§ **DIRECTIONS**
In the data, find the word "results" and copy out every line that has it.

§ **INPUT FOR THIS TASK**
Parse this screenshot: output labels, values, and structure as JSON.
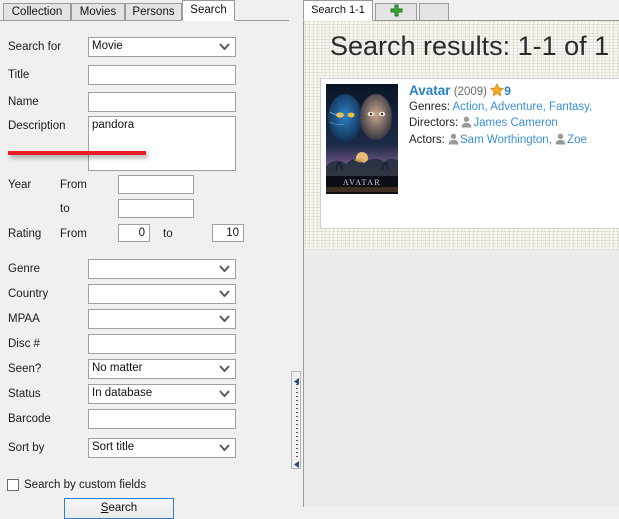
{
  "left_tabs": [
    {
      "label": "Collection",
      "active": false
    },
    {
      "label": "Movies",
      "active": false
    },
    {
      "label": "Persons",
      "active": false
    },
    {
      "label": "Search",
      "active": true
    }
  ],
  "form": {
    "search_for": {
      "label": "Search for",
      "value": "Movie"
    },
    "title": {
      "label": "Title",
      "value": ""
    },
    "name": {
      "label": "Name",
      "value": ""
    },
    "description": {
      "label": "Description",
      "value": "pandora"
    },
    "year": {
      "label": "Year",
      "from_label": "From",
      "from_value": "",
      "to_label": "to",
      "to_value": ""
    },
    "rating": {
      "label": "Rating",
      "from_label": "From",
      "from_value": "0",
      "to_label": "to",
      "to_value": "10"
    },
    "genre": {
      "label": "Genre",
      "value": ""
    },
    "country": {
      "label": "Country",
      "value": ""
    },
    "mpaa": {
      "label": "MPAA",
      "value": ""
    },
    "disc": {
      "label": "Disc #",
      "value": ""
    },
    "seen": {
      "label": "Seen?",
      "value": "No matter"
    },
    "status": {
      "label": "Status",
      "value": "In database"
    },
    "barcode": {
      "label": "Barcode",
      "value": ""
    },
    "sort_by": {
      "label": "Sort by",
      "value": "Sort title"
    },
    "custom_fields": {
      "label": "Search by custom fields",
      "checked": false
    },
    "search_button": {
      "accel": "S",
      "rest": "earch"
    }
  },
  "right_tabs": [
    {
      "label": "Search 1-1",
      "active": true
    },
    {
      "label": "",
      "icon": "plus-icon",
      "active": false
    }
  ],
  "results": {
    "heading": "Search results: 1-1 of 1",
    "movie": {
      "title": "Avatar",
      "year": "(2009)",
      "rating": "9",
      "genres_label": "Genres:",
      "genres": "Action, Adventure, Fantasy,",
      "directors_label": "Directors:",
      "directors": "James Cameron",
      "actors_label": "Actors:",
      "actor_1": "Sam Worthington,",
      "actor_2": "Zoe",
      "poster_caption": "AVATAR"
    }
  },
  "colors": {
    "accent_link": "#3a8fd4",
    "title_link": "#2a7fc9",
    "annotation_red": "#ed1c24",
    "star_orange": "#f5a623",
    "focus_blue": "#2c80d3"
  }
}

§ **SOLUTION TO THE PROBLEM**
  "results": {
    "heading": "Search results: 1-1 of 1",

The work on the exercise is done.